And last but not least, Field recognised that many radio operators are “punching below their weight class.”
Allan Waters, the founder of what was once one of Canada’s most successful broadcast empires, said, “Our problem is not that we aim too high and miss our targets. Our problem is that we aim too low and hit our targets.”
With all the “bad news” facing broadcasters today, it’s easy to get sucked into a negative-thinking trap. We hear about the enormous debt burdens resulting from broadcast consolidation, and radio that once was branded as “live and local” is now often voice-tracked and has little local content to appeal to consumers.
Advertising’s share of marketing budgets continues to shrink, as does traditional media’s share of that shrinking share. Online shopping is hurting many of our traditional retail advertisers, and broadcast radio is no longer the only audio media choice our advertisers have. And misery appears to love company. When we see fellow broadcasters with flat or faltering sales, we tell ourselves it’s okay to aim low and hit our targets.
The list of problems we face goes on and on, but I’m still from the Allan Waters school of broadcasting: Our problem is we aim too low!
It’s pretty easy to fall into a “woe is me” way of thinking, but virtually every business and every medium is experiencing disruption, fragmentation, low-price competition, and various other problems that could be described as a crises.
I believe the Chinese understand how to manage and succeed during an alleged crises. They spell crises with these two symbols.
The symbol on the left stands for danger, and there is danger in every crises. But what makes the difference when they spell crises is the symbol on the right. It stands for opportunity.
You have probably heard the old cliché “Problems are merely opportunities in disguise.” As you plan for 2018, will your “tough times” target become a self-fulfilling prophecy, or will you break from the fray and capture the opportunities brought about by disruption and change?
Don’t let your stations make the same mistake as Luigi made in this tale of Luigi’s Hot Dog Stand…
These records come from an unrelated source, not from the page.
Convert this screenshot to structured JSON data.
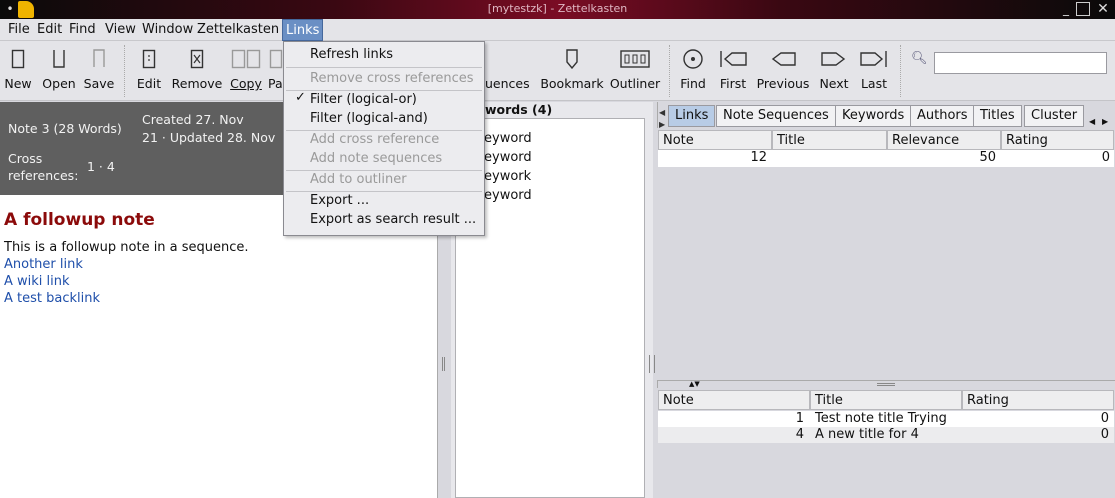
{
  "window": {
    "title": "[mytestzk] - Zettelkasten"
  },
  "menubar": {
    "items": [
      "File",
      "Edit",
      "Find",
      "View",
      "Window",
      "Zettelkasten",
      "Links"
    ]
  },
  "toolbar": {
    "new": "New",
    "open": "Open",
    "save": "Save",
    "edit": "Edit",
    "remove": "Remove",
    "copy": "Copy",
    "paste": "Pa",
    "sequences": "uences",
    "bookmark": "Bookmark",
    "outliner": "Outliner",
    "find": "Find",
    "first": "First",
    "previous": "Previous",
    "next": "Next",
    "last": "Last"
  },
  "links_menu": {
    "items": [
      {
        "label": "Refresh links",
        "enabled": true
      },
      {
        "label": "Remove cross references",
        "enabled": false
      },
      {
        "label": "Filter (logical-or)",
        "enabled": true,
        "checked": true
      },
      {
        "label": "Filter (logical-and)",
        "enabled": true
      },
      {
        "label": "Add cross reference",
        "enabled": false
      },
      {
        "label": "Add note sequences",
        "enabled": false
      },
      {
        "label": "Add to outliner",
        "enabled": false
      },
      {
        "label": "Export ...",
        "enabled": true
      },
      {
        "label": "Export as search result ...",
        "enabled": true
      }
    ]
  },
  "note_info": {
    "note": "Note 3 (28 Words)",
    "created": "Created 27. Nov",
    "updated": "21 · Updated 28. Nov",
    "crossref_label_1": "Cross",
    "crossref_label_2": "references:",
    "crossref_values": "1 · 4"
  },
  "note": {
    "title": "A followup note",
    "body": "This is a followup note in a sequence.",
    "links": [
      "Another link",
      "A wiki link",
      "A test backlink"
    ]
  },
  "keywords": {
    "header": "words (4)",
    "items": [
      "eyword",
      "eyword",
      "eywork",
      "eyword"
    ]
  },
  "tabs": [
    "Links",
    "Note Sequences",
    "Keywords",
    "Authors",
    "Titles",
    "Cluster"
  ],
  "links_table": {
    "headers": [
      "Note",
      "Title",
      "Relevance",
      "Rating"
    ],
    "rows": [
      {
        "note": "12",
        "title": "",
        "relevance": "50",
        "rating": "0"
      }
    ]
  },
  "links_table2": {
    "headers": [
      "Note",
      "Title",
      "Rating"
    ],
    "rows": [
      {
        "note": "1",
        "title": "Test note title Trying",
        "rating": "0"
      },
      {
        "note": "4",
        "title": "A new title for 4",
        "rating": "0"
      }
    ]
  }
}
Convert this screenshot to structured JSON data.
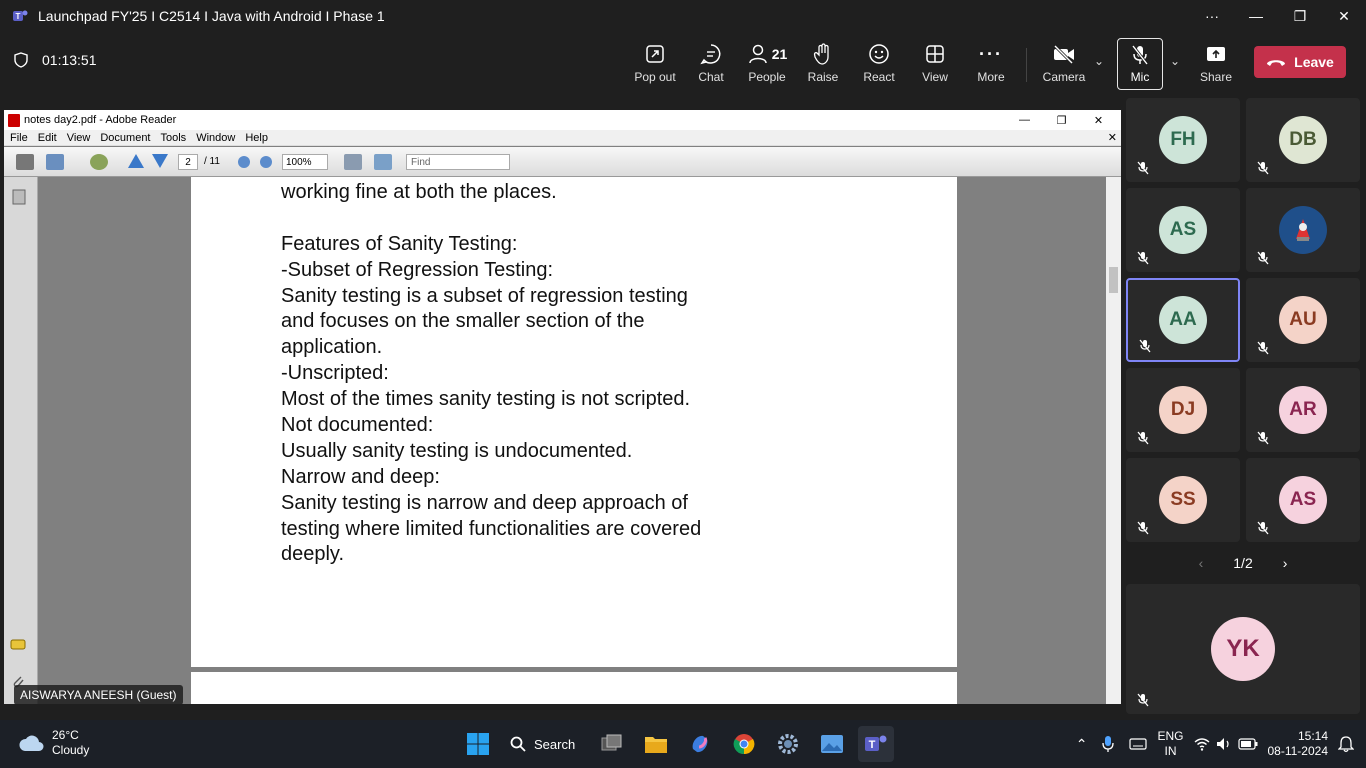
{
  "window": {
    "title": "Launchpad FY'25 I C2514 I Java with Android I Phase 1"
  },
  "meeting": {
    "timer": "01:13:51",
    "toolbar": [
      {
        "id": "popout",
        "label": "Pop out",
        "icon": "popout-icon"
      },
      {
        "id": "chat",
        "label": "Chat",
        "icon": "chat-icon"
      },
      {
        "id": "people",
        "label": "People",
        "icon": "people-icon",
        "count": "21"
      },
      {
        "id": "raise",
        "label": "Raise",
        "icon": "hand-icon"
      },
      {
        "id": "react",
        "label": "React",
        "icon": "smiley-icon"
      },
      {
        "id": "view",
        "label": "View",
        "icon": "grid-icon"
      },
      {
        "id": "more",
        "label": "More",
        "icon": "more-icon"
      },
      {
        "id": "camera",
        "label": "Camera",
        "icon": "camera-off-icon"
      }
    ],
    "mic_label": "Mic",
    "share_label": "Share",
    "leave_label": "Leave",
    "leave_color": "#c4314b"
  },
  "reader": {
    "title": "notes day2.pdf - Adobe Reader",
    "menu": [
      "File",
      "Edit",
      "View",
      "Document",
      "Tools",
      "Window",
      "Help"
    ],
    "page_current": "2",
    "page_total": "/ 11",
    "zoom": "100%",
    "find_placeholder": "Find",
    "lines": [
      "working fine at both the places.",
      "",
      "Features of Sanity Testing:",
      "-Subset of Regression Testing:",
      "Sanity testing is a subset of regression testing",
      "and focuses on the smaller section of the",
      "application.",
      "-Unscripted:",
      "Most of the times sanity testing is not scripted.",
      "Not documented:",
      "Usually sanity testing is undocumented.",
      "Narrow and deep:",
      "Sanity testing is narrow and deep approach of",
      "testing where limited functionalities are covered",
      "deeply."
    ]
  },
  "presenter_name": "AISWARYA ANEESH (Guest)",
  "participants": [
    {
      "initials": "FH",
      "bg": "#cde4d8",
      "fg": "#2d6a4f"
    },
    {
      "initials": "DB",
      "bg": "#dfe6d3",
      "fg": "#4a5a35"
    },
    {
      "initials": "AS",
      "bg": "#cde4d8",
      "fg": "#2d6a4f"
    },
    {
      "initials": "",
      "bg": "#1f4f8a",
      "fg": "#ffffff",
      "image": true
    },
    {
      "initials": "AA",
      "bg": "#cde4d8",
      "fg": "#2d6a4f",
      "active": true
    },
    {
      "initials": "AU",
      "bg": "#f4d3c8",
      "fg": "#8a3b22"
    },
    {
      "initials": "DJ",
      "bg": "#f4d3c8",
      "fg": "#8a3b22"
    },
    {
      "initials": "AR",
      "bg": "#f6d2de",
      "fg": "#8a2550"
    },
    {
      "initials": "SS",
      "bg": "#f4d3c8",
      "fg": "#8a3b22"
    },
    {
      "initials": "AS",
      "bg": "#f6d2de",
      "fg": "#8a2550"
    }
  ],
  "pager": "1/2",
  "big_participant": {
    "initials": "YK",
    "bg": "#f6d2de",
    "fg": "#8a2550"
  },
  "taskbar": {
    "temp": "26°C",
    "weather": "Cloudy",
    "search_label": "Search",
    "lang1": "ENG",
    "lang2": "IN",
    "time": "15:14",
    "date": "08-11-2024"
  }
}
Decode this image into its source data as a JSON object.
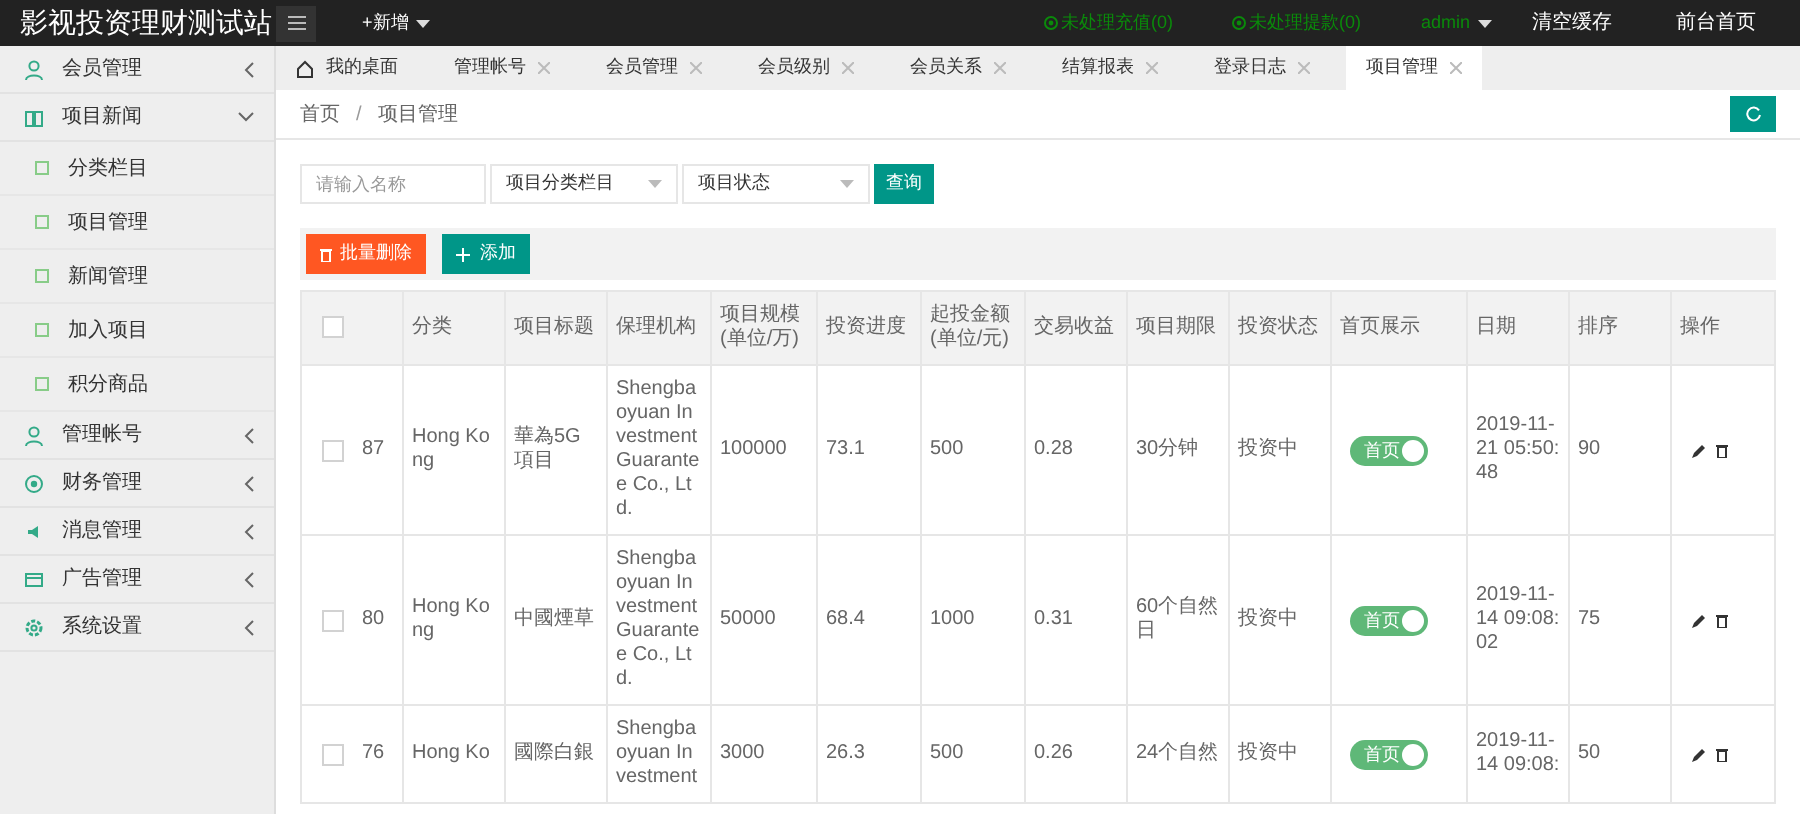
{
  "header": {
    "title": "影视投资理财测试站",
    "add_menu": "+新增",
    "links": [
      {
        "kind": "alert",
        "label": "未处理充值(0)"
      },
      {
        "kind": "alert",
        "label": "未处理提款(0)"
      },
      {
        "kind": "user",
        "label": "admin"
      },
      {
        "kind": "plain",
        "label": "清空缓存"
      },
      {
        "kind": "plain",
        "label": "前台首页"
      }
    ]
  },
  "sidebar": {
    "items": [
      {
        "label": "会员管理",
        "expanded": false
      },
      {
        "label": "项目新闻",
        "expanded": true,
        "children": [
          {
            "label": "分类栏目"
          },
          {
            "label": "项目管理"
          },
          {
            "label": "新闻管理"
          },
          {
            "label": "加入项目"
          },
          {
            "label": "积分商品"
          }
        ]
      },
      {
        "label": "管理帐号",
        "expanded": false
      },
      {
        "label": "财务管理",
        "expanded": false
      },
      {
        "label": "消息管理",
        "expanded": false
      },
      {
        "label": "广告管理",
        "expanded": false
      },
      {
        "label": "系统设置",
        "expanded": false
      }
    ]
  },
  "tabs": [
    {
      "label": "我的桌面",
      "kind": "home",
      "selected": false
    },
    {
      "label": "管理帐号",
      "kind": "closable",
      "selected": false
    },
    {
      "label": "会员管理",
      "kind": "closable",
      "selected": false
    },
    {
      "label": "会员级别",
      "kind": "closable",
      "selected": false
    },
    {
      "label": "会员关系",
      "kind": "closable",
      "selected": false
    },
    {
      "label": "结算报表",
      "kind": "closable",
      "selected": false
    },
    {
      "label": "登录日志",
      "kind": "closable",
      "selected": false
    },
    {
      "label": "项目管理",
      "kind": "closable",
      "selected": true
    }
  ],
  "breadcrumb": [
    "首页",
    "/",
    "项目管理"
  ],
  "filters": {
    "name_placeholder": "请输入名称",
    "category": "项目分类栏目",
    "status": "项目状态",
    "search_button": "查询"
  },
  "actions": {
    "batch_delete": "批量删除",
    "add": "添加"
  },
  "table": {
    "select_all_checked": false,
    "columns": [
      "分类",
      "项目标题",
      "保理机构",
      "项目规模\n(单位/万)",
      "投资进度",
      "起投金额\n(单位/元)",
      "交易收益",
      "项目期限",
      "投资状态",
      "首页展示",
      "日期",
      "排序",
      "操作"
    ],
    "rows": [
      {
        "checked": false,
        "id": "87",
        "category": "Hong Kong",
        "title": "華為5G項目",
        "institution": "Shengbaoyuan Investment Guarantee Co., Ltd.",
        "scale": "100000",
        "progress": "73.1",
        "min_amount": "500",
        "return": "0.28",
        "term": "30分钟",
        "status": "投资中",
        "home_label": "首页",
        "home_on": true,
        "date": "2019-11-21 05:50:48",
        "sort": "90"
      },
      {
        "checked": false,
        "id": "80",
        "category": "Hong Kong",
        "title": "中國煙草",
        "institution": "Shengbaoyuan Investment Guarantee Co., Ltd.",
        "scale": "50000",
        "progress": "68.4",
        "min_amount": "1000",
        "return": "0.31",
        "term": "60个自然日",
        "status": "投资中",
        "home_label": "首页",
        "home_on": true,
        "date": "2019-11-14 09:08:02",
        "sort": "75"
      },
      {
        "checked": false,
        "id": "76",
        "category": "Hong Ko",
        "title": "國際白銀",
        "institution": "Shengbaoyuan Investment",
        "scale": "3000",
        "progress": "26.3",
        "min_amount": "500",
        "return": "0.26",
        "term": "24个自然",
        "status": "投资中",
        "home_label": "首页",
        "home_on": true,
        "date": "2019-11-14 09:08:",
        "sort": "50"
      }
    ]
  }
}
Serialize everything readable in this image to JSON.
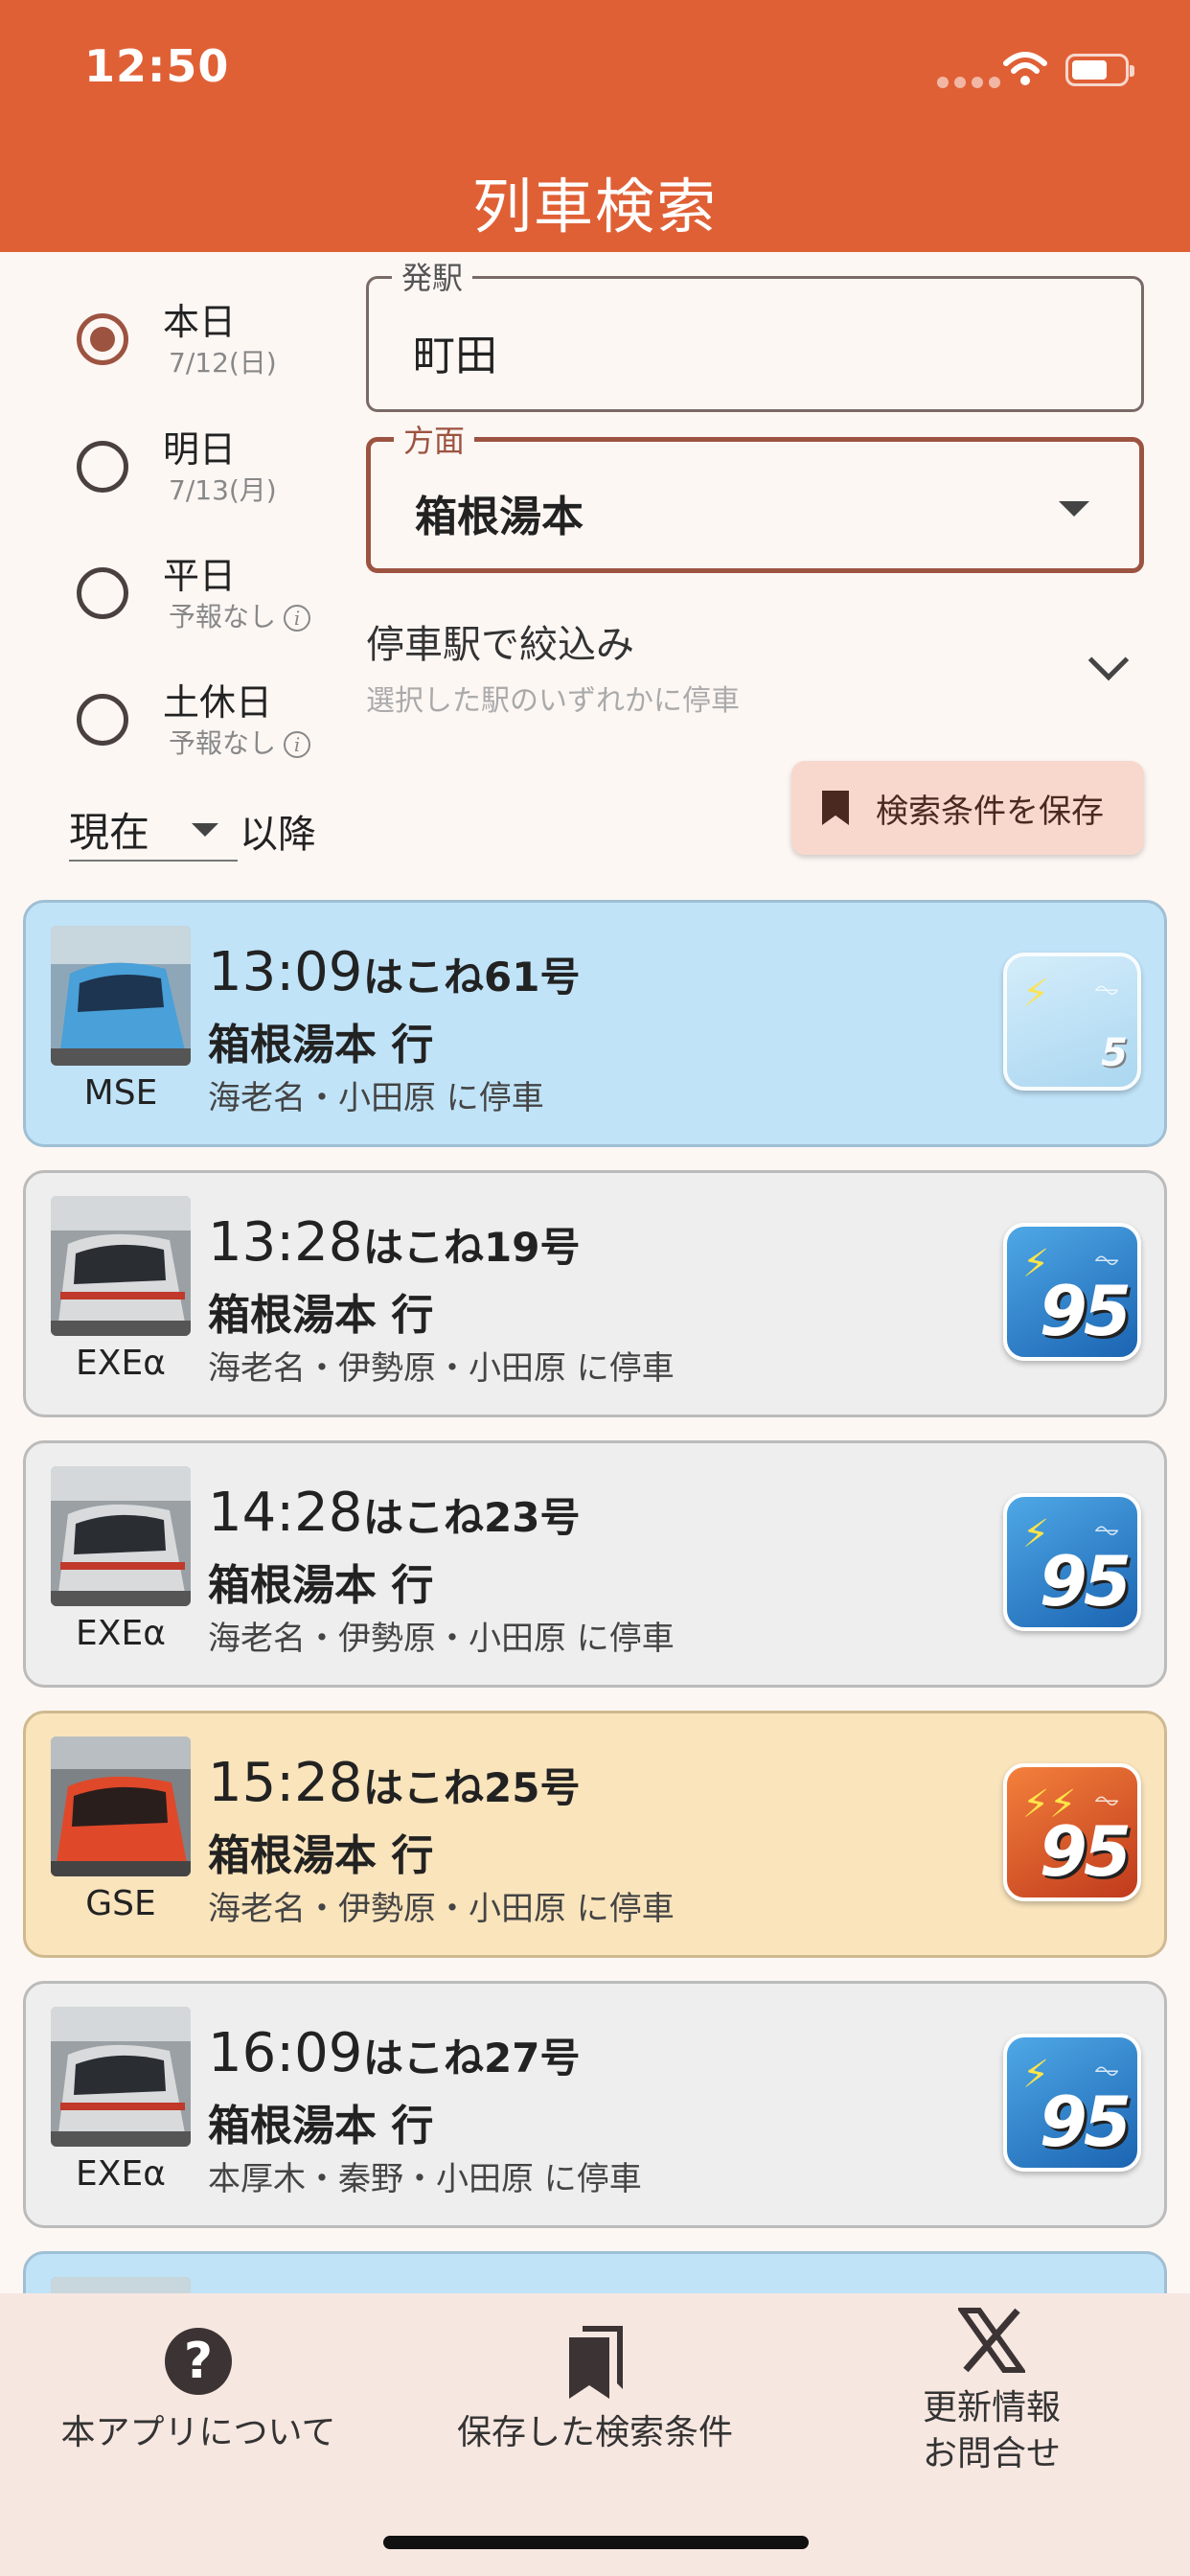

Luigi worked hard at his roadside hot dog stand all his life so he could send his son to college. He used only the finest ingredients, stayed open long hours, advertised consistently, and sold the greatest hot dogs for miles around.
Business was booming. He had to buy a bigger oven, add to his parking lot, and increase his food orders to fill demand.
His hard work and investments paid off, and his son came home from college with a business degree.
“Father, haven’t you heard?” he said upon his return. “Times are getting tough. You are going to have to cut back on your expenses because there is a recession on the way. You’re going to have to buy cheaper ingredients, turn the power off on your sign earlier each evening, and cut your advertising to prepare for the weakening economy.”
Luigi thought, “Well, my son’s been to college. He ought to know. Maybe business is going to slow down.”
So, Luigi started buying the cheapest ingredients he could find, he cut the power to his signs, and cancelled all of his advertising. And alas, his son was right. Hot dog sales began to plummet almost overnight. “You were right son,” Luigi said to the boy. “We certainly are heading for a recession!”
You’ve heard the story about David and Goliath? Let’s start punching above our weight class as we plan for 2018.
That hot dog story is as old as God.
Good luck getting radio owners to stop cutting.
(Most of them stopped believing in the medium when the internet came around. They’re just waiting for transmitters to die and eke out as much bottom line as possible.)